Give the cluster a name, then provision a single t2.micro on-demand instance to host our Docker image. Leave all the other options the same and then click the Create button at the bottom of the wizard.

Once the cluster finishes provisioning, you should see something similar to below.

Click the View Cluster button to begin configuring the cluster.

Create the Task Definition

Amazon ECS uses task definitions to configure a Docker image to run on the cluster. This configuration includes things like the image to run and port mappings from the host to the container. Click the Task Definitions link in the left side of the screen, then click on the Create New Task Definition button, and then finally click on the EC2 image to create a new task definition for the Docker container.

Give the task a name and then scroll down lower and click the “Add Container” button to open the dialog below.

Fill out the values in the dialog to where they match up with what is in the screenshot. Note that the image name will be different from whatever you supply but the other values should match up. Click the Add button to finish creating the container, then click the Create button to finish creating the task. Once done, you should see something very similar to what’s below.

Create the Service

The final step is to schedule the task definition to run on the cluster we created earlier, click on the Actions dropdown and select Create Service to create a new service for the task. Fill in the required details for the service, paying special attention to the minimum healthy percent and maximum percent fields. Without these values, you won’t be able to push updated containers to the ECS cluster when you make an update to the site.

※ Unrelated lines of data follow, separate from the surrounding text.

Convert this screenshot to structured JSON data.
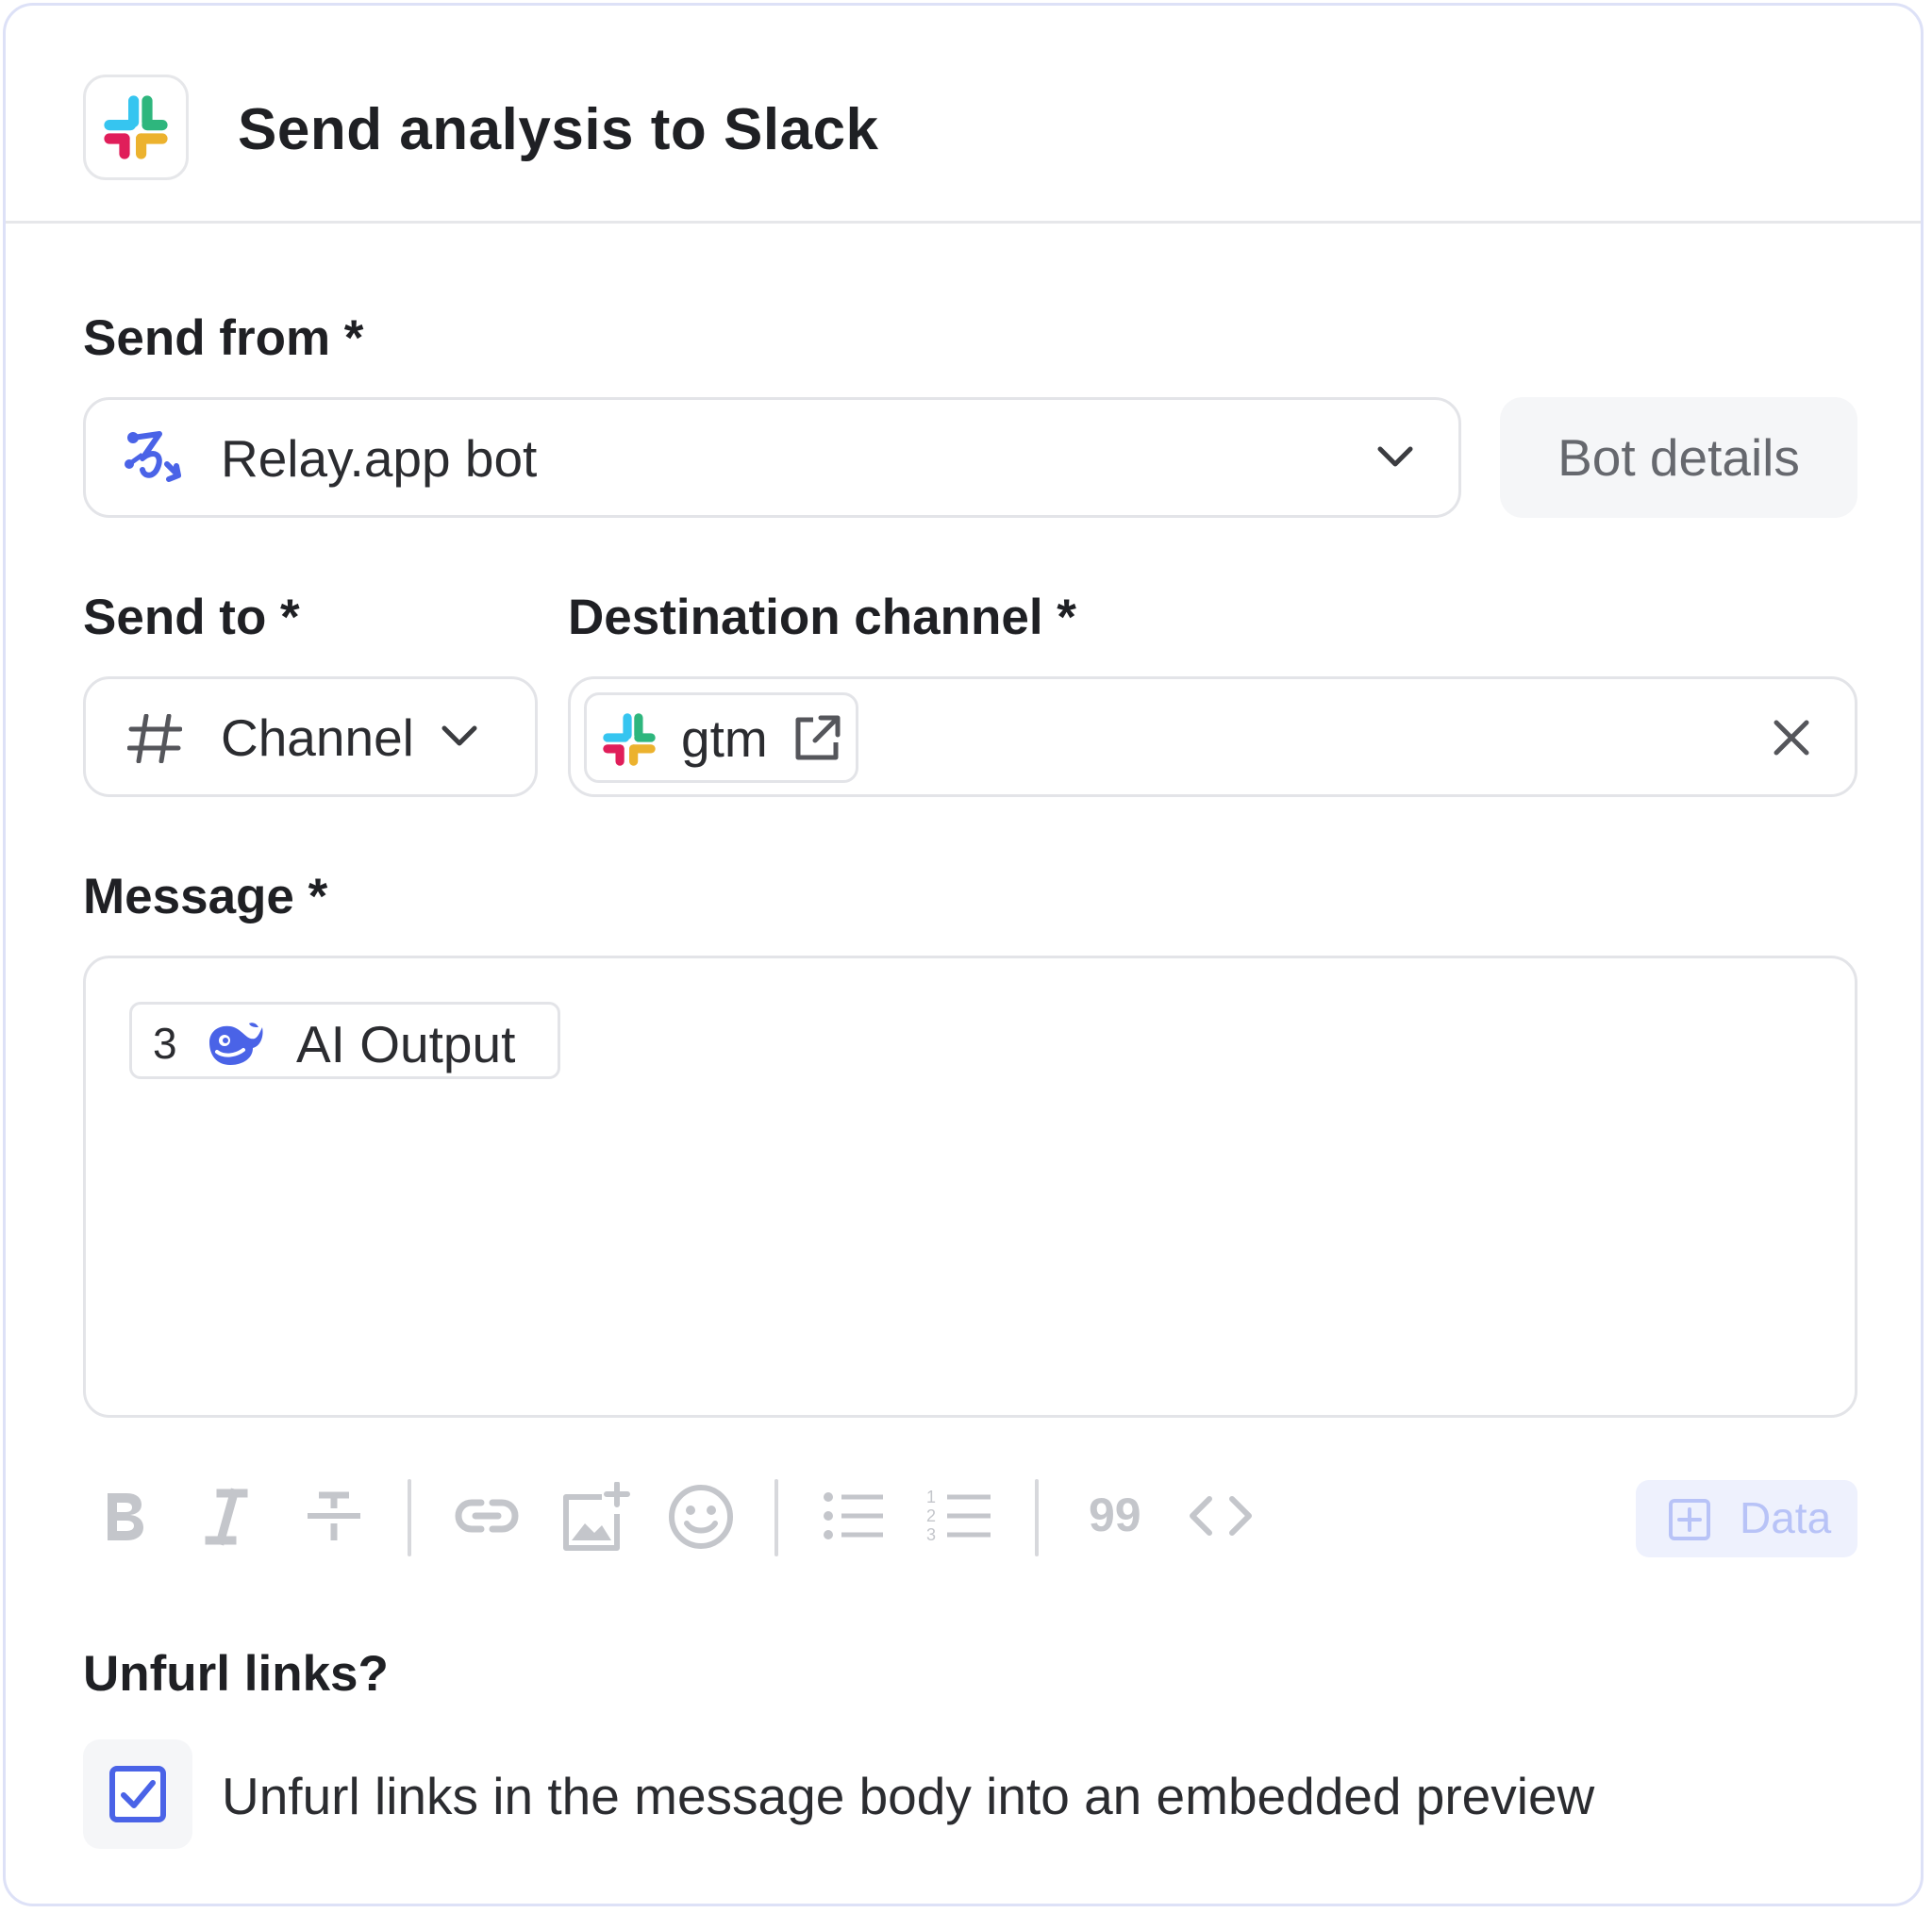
{
  "header": {
    "title": "Send analysis to Slack",
    "app_icon": "slack-icon"
  },
  "send_from": {
    "label": "Send from *",
    "value": "Relay.app bot",
    "icon": "relay-icon",
    "bot_details_label": "Bot details"
  },
  "send_to": {
    "label": "Send to *",
    "value": "Channel",
    "icon": "hash-icon"
  },
  "destination": {
    "label": "Destination channel *",
    "channel": "gtm"
  },
  "message": {
    "label": "Message *",
    "token_step": "3",
    "token_label": "AI Output",
    "token_icon": "whale-icon"
  },
  "toolbar": {
    "items": [
      "bold",
      "italic",
      "strikethrough",
      "link",
      "image",
      "emoji",
      "bulleted-list",
      "numbered-list",
      "quote",
      "code"
    ],
    "quote_glyph": "99",
    "data_label": "Data"
  },
  "unfurl": {
    "label": "Unfurl links?",
    "checkbox_label": "Unfurl links in the message body into an embedded preview",
    "checked": true
  },
  "colors": {
    "accent": "#4a63e7",
    "slack_blue": "#36C5F0",
    "slack_green": "#2EB67D",
    "slack_red": "#E01E5A",
    "slack_yellow": "#ECB22E"
  }
}
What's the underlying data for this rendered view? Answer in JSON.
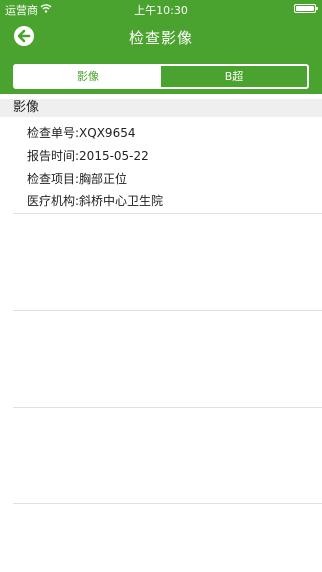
{
  "status_bar": {
    "carrier": "运营商",
    "time": "上午10:30"
  },
  "nav": {
    "title": "检查影像",
    "back_icon": "back-arrow-circle-icon"
  },
  "segments": [
    "影像",
    "B超"
  ],
  "selected_segment": "影像",
  "section": {
    "title": "影像"
  },
  "details": [
    "检查单号:XQX9654",
    "报告时间:2015-05-22",
    "检查项目:胸部正位",
    "医疗机构:斜桥中心卫生院"
  ],
  "colors": {
    "primary": "#4aa32e",
    "section_bg": "#efefef"
  }
}
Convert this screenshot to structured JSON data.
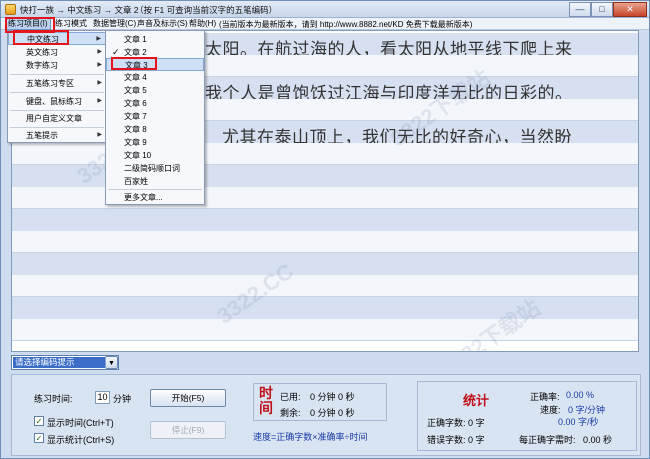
{
  "titlebar": {
    "title": "快打一族 → 中文练习 → 文章 2",
    "hint": "（按 F1 可查询当前汉字的五笔编码）",
    "minimize": "—",
    "maximize": "□",
    "close": "✕"
  },
  "menubar": {
    "items": [
      {
        "label": "练习项目(I)"
      },
      {
        "label": "练习模式"
      },
      {
        "label": "数据管理(C)"
      },
      {
        "label": "声音及标示(S)"
      },
      {
        "label": "帮助(H)"
      }
    ],
    "notice": "(当前版本为最新版本，请到 http://www.8882.net/KD 免费下载最新版本)"
  },
  "text_lines": [
    "太阳。在航过海的人，看太阳从地平线下爬上来",
    "我个人是曾饱饫过江海与印度洋无比的日彩的。",
    "尤其在泰山顶上，我们无比的好奇心，当然盼"
  ],
  "watermarks": [
    "3322下载站",
    "3322.CC",
    "3322下载站",
    "3322.CC"
  ],
  "menu1": {
    "items": [
      {
        "label": "中文练习",
        "submenu": true
      },
      {
        "label": "英文练习",
        "submenu": true
      },
      {
        "label": "数字练习",
        "submenu": true
      },
      {
        "label": "五笔练习专区",
        "submenu": true
      },
      {
        "label": "键盘、鼠标练习",
        "submenu": true
      },
      {
        "label": "用户自定义文章",
        "submenu": false
      },
      {
        "label": "五笔提示",
        "submenu": true
      }
    ],
    "arrow": "▶"
  },
  "menu2": {
    "items": [
      "文章 1",
      "文章 2",
      "文章 3",
      "文章 4",
      "文章 5",
      "文章 6",
      "文章 7",
      "文章 8",
      "文章 9",
      "文章 10",
      "二级简码顺口词",
      "百家姓",
      "更多文章..."
    ],
    "checked_index": 1,
    "check_mark": "✓"
  },
  "hint_select": {
    "value": "请选择编码提示",
    "arrow": "▼"
  },
  "controls": {
    "practice_time_label": "练习时间:",
    "practice_time_value": "10",
    "practice_time_unit": "分钟",
    "show_time_label": "显示时间(Ctrl+T)",
    "show_stats_label": "显示统计(Ctrl+S)",
    "checkmark": "✓",
    "start_button": "开始(F5)",
    "stop_button": "停止(F9)"
  },
  "time": {
    "title": "时间",
    "used_label": "已用:",
    "used_value": "0 分钟 0 秒",
    "remaining_label": "剩余:",
    "remaining_value": "0 分钟 0 秒",
    "formula": "速度=正确字数×准确率÷时间"
  },
  "stats": {
    "title": "统计",
    "correct_chars": "正确字数: 0 字",
    "wrong_chars": "错误字数: 0 字",
    "accuracy_label": "正确率:",
    "accuracy_value": "0.00 %",
    "speed_label": "速度:",
    "speed_value_1": "0 字/分钟",
    "speed_value_2": "0.00 字/秒",
    "per_char_time_label": "每正确字需时:",
    "per_char_time_value": "0.00 秒"
  }
}
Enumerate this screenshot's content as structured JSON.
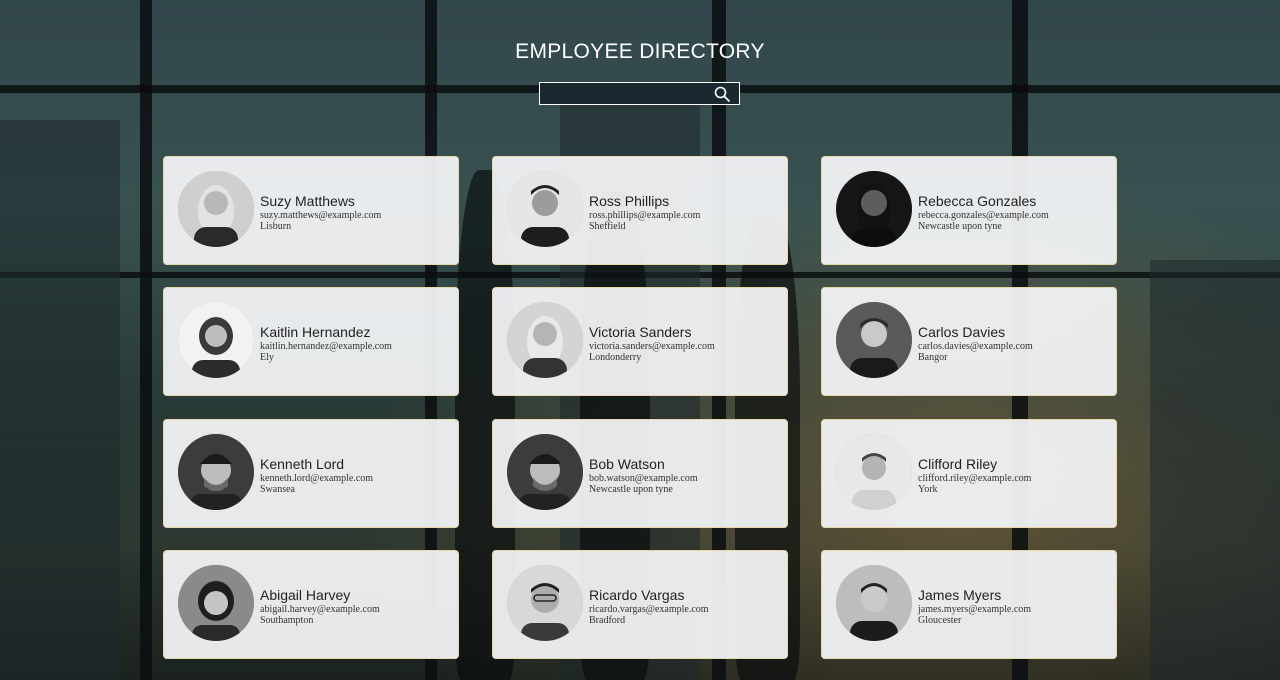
{
  "header": {
    "title": "EMPLOYEE DIRECTORY"
  },
  "search": {
    "value": "",
    "placeholder": "",
    "icon": "search-icon"
  },
  "employees": [
    {
      "name": "Suzy Matthews",
      "email": "suzy.matthews@example.com",
      "city": "Lisburn"
    },
    {
      "name": "Ross Phillips",
      "email": "ross.phillips@example.com",
      "city": "Sheffield"
    },
    {
      "name": "Rebecca Gonzales",
      "email": "rebecca.gonzales@example.com",
      "city": "Newcastle upon tyne"
    },
    {
      "name": "Kaitlin Hernandez",
      "email": "kaitlin.hernandez@example.com",
      "city": "Ely"
    },
    {
      "name": "Victoria Sanders",
      "email": "victoria.sanders@example.com",
      "city": "Londonderry"
    },
    {
      "name": "Carlos Davies",
      "email": "carlos.davies@example.com",
      "city": "Bangor"
    },
    {
      "name": "Kenneth Lord",
      "email": "kenneth.lord@example.com",
      "city": "Swansea"
    },
    {
      "name": "Bob Watson",
      "email": "bob.watson@example.com",
      "city": "Newcastle upon tyne"
    },
    {
      "name": "Clifford Riley",
      "email": "clifford.riley@example.com",
      "city": "York"
    },
    {
      "name": "Abigail Harvey",
      "email": "abigail.harvey@example.com",
      "city": "Southampton"
    },
    {
      "name": "Ricardo Vargas",
      "email": "ricardo.vargas@example.com",
      "city": "Bradford"
    },
    {
      "name": "James Myers",
      "email": "james.myers@example.com",
      "city": "Gloucester"
    }
  ],
  "colors": {
    "card_border": "#e8d9a8",
    "card_bg": "#f3f4f6",
    "title": "#ffffff"
  }
}
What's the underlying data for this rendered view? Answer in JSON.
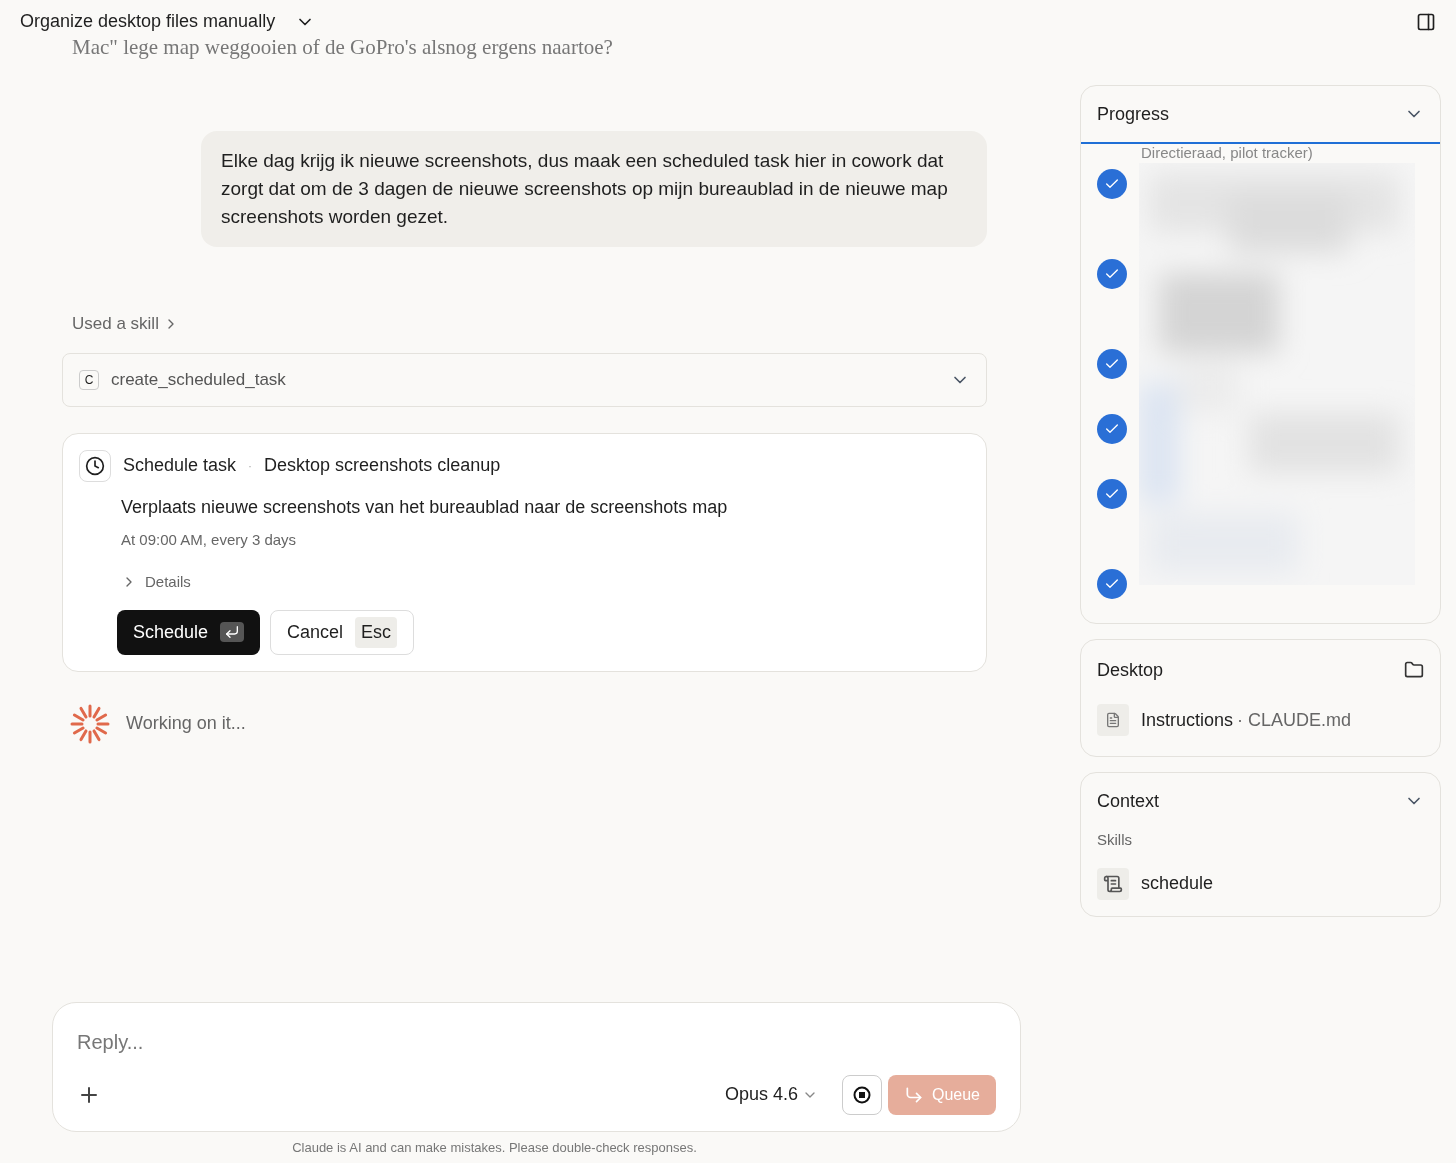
{
  "header": {
    "title": "Organize desktop files manually"
  },
  "scrolled_text": "Mac\" lege map weggooien of de GoPro's alsnog ergens naartoe?",
  "user_message": "Elke dag krijg ik nieuwe screenshots, dus maak een scheduled task hier in cowork dat zorgt dat om de 3 dagen de nieuwe screenshots op mijn bureaublad in de nieuwe map screenshots worden gezet.",
  "skill_link": "Used a skill",
  "tool_call": {
    "badge": "C",
    "name": "create_scheduled_task",
    "expanded": false
  },
  "schedule_card": {
    "title": "Schedule task",
    "separator": "·",
    "task_name": "Desktop screenshots cleanup",
    "description": "Verplaats nieuwe screenshots van het bureaublad naar de screenshots map",
    "timing": "At 09:00 AM, every 3 days",
    "details": {
      "label": "Details",
      "expanded": false
    },
    "buttons": [
      {
        "kind": "primary",
        "label": "Schedule"
      },
      {
        "kind": "secondary",
        "label": "Cancel",
        "shortcut": "Esc"
      }
    ]
  },
  "status": "Working on it...",
  "progress": {
    "title": "Progress",
    "expanded": true,
    "scrolled_text": "Directieraad, pilot tracker)",
    "steps": [
      {
        "checked": true
      },
      {
        "checked": true
      },
      {
        "checked": true
      },
      {
        "checked": true
      },
      {
        "checked": true
      },
      {
        "checked": true
      }
    ]
  },
  "desktop": {
    "title": "Desktop",
    "files": [
      {
        "name": "Instructions",
        "separator": "·",
        "detail": "CLAUDE.md"
      }
    ]
  },
  "context": {
    "title": "Context",
    "expanded": true,
    "section": "Skills",
    "skills": [
      "schedule"
    ]
  },
  "composer": {
    "placeholder": "Reply...",
    "model": "Opus 4.6",
    "queue": "Queue"
  },
  "disclaimer": "Claude is AI and can make mistakes. Please double-check responses."
}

Once you complete the wizard, view the service you created. After a few minutes, you should see that the desired tasks count matches the running tasks count like in the image below.

Setup the Inbound Rules

If you attempt to access the blog at this point, you’ll notice that the request will time out. That is because AWS isn’t allowing inbound network traffic to reach the container at this point. You’ll need to update the security group for the cluster by navigating to Security Groups in the AWS Console and then clicking on the security group for your ECS cluster. The naming should be pretty predictable and will follow the rule ECSContainerService-clusterName-EcsSecurityGroup. You’ll want to click on the Inbound tab at the bottom of the screen, then click the Edit button, then update the inbound rules to look like the below:

Once this step is complete then you should be able to go to the EC2 section fo the AWS Console, find your cluster instance, and then access your blog from its public IP. At this point you will also probably want to go ahead and assign an Elastic IP to the EC2 instance as well, otherwise the IP of your cluster may change as you deploy updated Docker images to it.

Deploying Blog Updates

We can update the script that we used earlier for building our Docker image to also push our image up to our ECR repository and then force a new deployment to our ECS cluster. The only part of the script that really needs any explanation is the part where we remove any untagged images from the ECR repository. When we push a new image with the tag of latest, instead of replacing the existing image with the same tag, the existing image becomes untagged and sticks around. We don’t care about these older images and don’t want to be charged for keeping them around.

#!/usr/bin/env bash


# Build the static site
cd src/
rm -rf public/
hugo -s .

# Build the Docker image
cd ../
docker build -t blog .

# Publish to AWS ECR
$(aws ecr get-login --no-include-email --region $REGION)
docker tag blog:latest
docker push

# Force a new deployment to AWS ECS
aws ecs update-service --cluster blog --service blog-service --force-new-deployment

# Cleanup untagged images
IMAGES_TO_DELETE=$( aws ecr list-images --region us-west-2 --repository-name $ECR_REPO --filter "tagStatus=UNTAGGED" --query 'imageIds[*]' --output json )
aws ecr batch-delete-image --region $REGION --repository-name $ECR_REPO --image-ids "$IMAGES_TO_DELETE" || true